The former law partner of the state’s cooperating witness in a bribery probe, Matt O’Donnell, has rejected a plea bargain that included a three year prison sentence, according to a Morristown Green report.
Elizabeth Valandingham practiced law with Matt O’Donnell until the firm dissolved early this year, not long after O’Donnell was identified as the attorney in a state Attorney General’s sting operation that led to charges against five minor former public officials and candidates.
Valandingham was charged with lying about pay-to-play violations and faces up to ten years in prison for second-degree false representation for government contracts and second degree misconduct by a corporate official.
According to the Morristown Green, the state offered Valandingham a deal also included the loss of her law license and, a ten-year ban on pursuing public contracts, and a $250,000 fine.
O’Donnell has not been charged.
Valandingham’s attorney, Anthony J. Iacullo, told the New Jersey Globe in June that his client “denies all allegations contained within the criminal complaints.”
“Elizabeth looks forward to establishing her innocence in a court of law,” Iacullo said.
The attorney general’s office said that Valandingham was responsible for preparing and submitting proposals to government entities to secure legal services.
According to state prosecutors, Valandingham did not disclose campaign contributions made in Bloomfield or Mount Arlington, even though the firm had.
The state alleges that Valandingham, along with an unnamed co-conspirator – strongly believed to be O’Donnell — recruited friends and family members to act as straw donors.
The New Jersey Globe reported last December that an anonymous whistleblower contacted law enforcement in June 2017 about allegations that Donnell and Valandingham used straw donors to funnel money to local candidates he was pitching for tax appeal work.
The attorney general’s office effectively confirmed the report, saying that the firm used straw donors who would later be reimbursed in cash for their contributions in order to secure legal work.
The whistleblower told state and federal authorities that the two lawyers moved substantial amounts of money through relatives, employees and friends who have made large campaign contributions.
Valandingham’s sister, Vanessa Brown, and her brother-in-law, Christopher Brown, have contributed more than $107,000 to New Jersey candidates since 2010, according to records filed with the New Jersey Election Law Enforcement Commission.
Most of these contributions were in large amounts that appear to match some of the places where O’Donnell’s law firm, O’Donnell McCord, received legal work.
Vanessa Brown lists her occupation as an artist and her residence as garden apartment in Verona. Her husband, who works for IBEW Local 102, uses an Elmwood Park address on ELEC reports. In one instance — for a contribution to Monmouth County Freeholder Thomas Arnone – Christopher Brown lists his employer as O’Donnell McCord and uses the law firm address.

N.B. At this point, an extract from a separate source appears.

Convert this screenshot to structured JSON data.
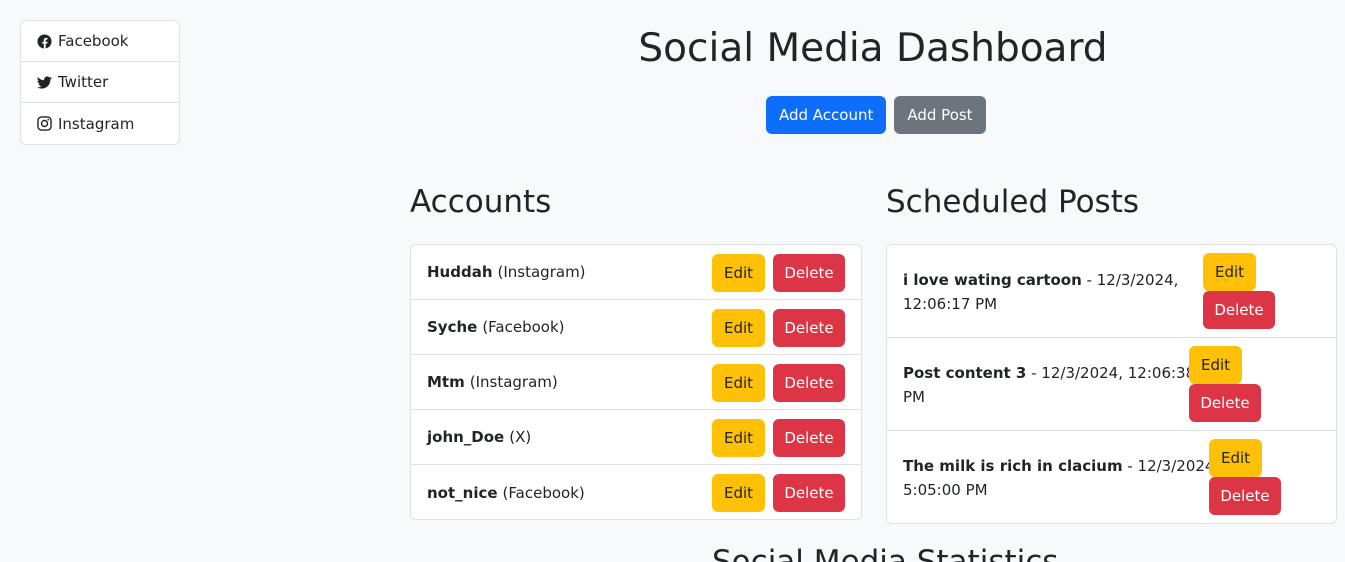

Vanessa Brown contributed $2,600 to the Morris GOP, over $15,000 to the Bloomfield Democrats and their candidates, $500 to Monmouth County GOP Chairman Shaun Golden, and $2,600 to Morristown Mayor Tim Dougherty.
She contributed over $10,000 to Fulop.
Christopher Brown send nearly $8,000 to Bloomfield, $2,500 to Fulop-connected committees, $2,600 to the Monmouth County Republicans, and $2,600 to Phil Murphy’s campaign for governor.
Richard Balanzategui, who works at the Hackensack Home Depot, has also made thousands in political contributions. He is married to another one of Valandingham’s sisters and in some contributions – including $1,500 to the Monmouth GOP – he listed O’Donnell McCord as his employer.
O’Donnell connected donors also sent more than $8,000 to West Caldwell Mayor Joseph Tempesta, a Republican who rarely faces a Democratic opponent. Large contributions were also made in West Orange.
Another contributor connected to O’Donnell, Erin O’Reilly, donated more than $33,000 to most of the same candidates as the others.
The charges against Valandingham are not related to bribery allegations made against the five former officials or candidates, the attorney general’s office said.